▸ **What you need to do**
Only the lines that hold the word "date" are wanted from this listing.

▸ **Data for processing**
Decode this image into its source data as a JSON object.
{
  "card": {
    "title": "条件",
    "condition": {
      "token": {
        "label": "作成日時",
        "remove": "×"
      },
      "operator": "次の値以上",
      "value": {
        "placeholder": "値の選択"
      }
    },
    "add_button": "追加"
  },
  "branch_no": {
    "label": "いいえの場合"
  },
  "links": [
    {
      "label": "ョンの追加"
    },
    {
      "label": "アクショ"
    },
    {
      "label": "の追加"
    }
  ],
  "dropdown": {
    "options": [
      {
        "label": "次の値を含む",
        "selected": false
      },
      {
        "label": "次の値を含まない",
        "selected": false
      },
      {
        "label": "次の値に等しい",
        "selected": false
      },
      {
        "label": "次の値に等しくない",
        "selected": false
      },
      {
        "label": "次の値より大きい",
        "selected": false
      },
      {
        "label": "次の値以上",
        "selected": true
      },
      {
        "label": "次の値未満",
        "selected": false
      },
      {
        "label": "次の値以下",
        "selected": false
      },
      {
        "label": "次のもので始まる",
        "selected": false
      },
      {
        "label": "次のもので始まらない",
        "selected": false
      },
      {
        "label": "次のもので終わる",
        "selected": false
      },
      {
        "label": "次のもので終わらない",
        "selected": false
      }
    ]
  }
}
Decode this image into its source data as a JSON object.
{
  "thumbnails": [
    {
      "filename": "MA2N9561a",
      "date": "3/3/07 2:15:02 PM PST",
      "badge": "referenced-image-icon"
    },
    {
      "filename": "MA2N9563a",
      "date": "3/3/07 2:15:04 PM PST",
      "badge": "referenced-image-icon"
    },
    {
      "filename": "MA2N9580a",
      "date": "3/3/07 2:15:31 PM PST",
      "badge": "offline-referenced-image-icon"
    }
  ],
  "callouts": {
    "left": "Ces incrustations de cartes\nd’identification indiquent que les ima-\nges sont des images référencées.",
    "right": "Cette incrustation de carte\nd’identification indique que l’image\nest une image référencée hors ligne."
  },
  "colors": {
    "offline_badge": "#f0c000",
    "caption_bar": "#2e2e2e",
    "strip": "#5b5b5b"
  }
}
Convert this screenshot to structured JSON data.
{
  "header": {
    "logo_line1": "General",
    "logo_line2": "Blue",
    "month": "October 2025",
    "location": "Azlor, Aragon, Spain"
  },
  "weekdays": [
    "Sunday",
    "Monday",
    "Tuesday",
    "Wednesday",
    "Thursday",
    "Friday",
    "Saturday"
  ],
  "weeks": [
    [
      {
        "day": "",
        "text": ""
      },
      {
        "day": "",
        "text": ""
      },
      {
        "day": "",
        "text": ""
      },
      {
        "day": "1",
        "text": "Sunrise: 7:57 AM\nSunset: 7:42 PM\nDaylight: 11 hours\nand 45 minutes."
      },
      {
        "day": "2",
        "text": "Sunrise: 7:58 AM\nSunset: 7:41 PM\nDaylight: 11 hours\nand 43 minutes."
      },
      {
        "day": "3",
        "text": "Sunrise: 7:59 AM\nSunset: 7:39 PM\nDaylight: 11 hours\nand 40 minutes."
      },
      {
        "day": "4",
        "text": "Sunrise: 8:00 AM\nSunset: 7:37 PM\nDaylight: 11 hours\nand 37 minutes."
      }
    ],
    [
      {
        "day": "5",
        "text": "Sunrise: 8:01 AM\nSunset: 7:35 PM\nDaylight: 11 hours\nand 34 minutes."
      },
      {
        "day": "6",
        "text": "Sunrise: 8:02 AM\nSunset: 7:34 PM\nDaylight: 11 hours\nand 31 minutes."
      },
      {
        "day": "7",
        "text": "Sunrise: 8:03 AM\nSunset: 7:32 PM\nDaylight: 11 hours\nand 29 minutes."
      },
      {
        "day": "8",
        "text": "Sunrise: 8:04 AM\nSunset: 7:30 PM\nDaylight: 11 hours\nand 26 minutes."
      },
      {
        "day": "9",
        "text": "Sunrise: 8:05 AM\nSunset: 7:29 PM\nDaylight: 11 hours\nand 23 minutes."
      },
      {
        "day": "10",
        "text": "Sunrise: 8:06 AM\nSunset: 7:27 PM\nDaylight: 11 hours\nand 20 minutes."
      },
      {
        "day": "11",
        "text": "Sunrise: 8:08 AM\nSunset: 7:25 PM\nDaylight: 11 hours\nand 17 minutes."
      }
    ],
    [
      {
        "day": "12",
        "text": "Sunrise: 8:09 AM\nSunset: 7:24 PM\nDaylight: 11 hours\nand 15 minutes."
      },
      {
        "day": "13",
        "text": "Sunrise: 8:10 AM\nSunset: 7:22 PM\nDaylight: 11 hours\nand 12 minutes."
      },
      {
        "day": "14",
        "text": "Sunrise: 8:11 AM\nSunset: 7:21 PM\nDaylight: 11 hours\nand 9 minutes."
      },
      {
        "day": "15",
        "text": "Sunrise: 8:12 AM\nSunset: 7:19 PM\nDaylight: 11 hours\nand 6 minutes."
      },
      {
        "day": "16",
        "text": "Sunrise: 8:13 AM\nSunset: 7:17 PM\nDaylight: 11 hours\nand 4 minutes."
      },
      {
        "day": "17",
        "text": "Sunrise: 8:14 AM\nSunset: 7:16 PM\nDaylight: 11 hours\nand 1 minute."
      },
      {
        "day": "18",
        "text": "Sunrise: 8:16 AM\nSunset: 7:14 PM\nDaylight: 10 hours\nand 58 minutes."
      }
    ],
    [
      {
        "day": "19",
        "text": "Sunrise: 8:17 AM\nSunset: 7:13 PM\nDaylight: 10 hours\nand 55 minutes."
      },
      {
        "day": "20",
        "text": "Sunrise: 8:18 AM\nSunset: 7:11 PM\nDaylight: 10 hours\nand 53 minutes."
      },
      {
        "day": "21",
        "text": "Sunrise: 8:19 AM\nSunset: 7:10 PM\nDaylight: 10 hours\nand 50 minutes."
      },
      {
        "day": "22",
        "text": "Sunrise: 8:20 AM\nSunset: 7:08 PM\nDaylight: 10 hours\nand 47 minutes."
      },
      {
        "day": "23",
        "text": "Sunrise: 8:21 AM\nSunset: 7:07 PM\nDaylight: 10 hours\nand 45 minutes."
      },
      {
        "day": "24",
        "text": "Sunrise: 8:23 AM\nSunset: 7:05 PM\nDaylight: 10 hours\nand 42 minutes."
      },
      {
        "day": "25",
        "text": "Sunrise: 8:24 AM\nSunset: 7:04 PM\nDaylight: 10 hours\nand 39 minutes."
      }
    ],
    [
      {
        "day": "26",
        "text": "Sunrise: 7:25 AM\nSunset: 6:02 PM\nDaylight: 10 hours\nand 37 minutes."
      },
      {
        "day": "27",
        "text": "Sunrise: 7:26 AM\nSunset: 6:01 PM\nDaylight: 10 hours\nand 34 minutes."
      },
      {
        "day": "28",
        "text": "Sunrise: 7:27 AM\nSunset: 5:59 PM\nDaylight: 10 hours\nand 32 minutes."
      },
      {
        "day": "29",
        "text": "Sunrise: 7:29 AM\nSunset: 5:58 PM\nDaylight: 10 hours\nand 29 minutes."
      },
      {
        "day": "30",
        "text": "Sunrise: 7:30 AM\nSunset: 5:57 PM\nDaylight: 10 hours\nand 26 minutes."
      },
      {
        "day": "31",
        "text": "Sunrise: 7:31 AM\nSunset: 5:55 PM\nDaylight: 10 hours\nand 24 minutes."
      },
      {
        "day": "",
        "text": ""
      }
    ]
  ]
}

▸ **Answer to the exercise**
      "date": "3/3/07 2:15:02 PM PST",
      "date": "3/3/07 2:15:04 PM PST",
      "date": "3/3/07 2:15:31 PM PST",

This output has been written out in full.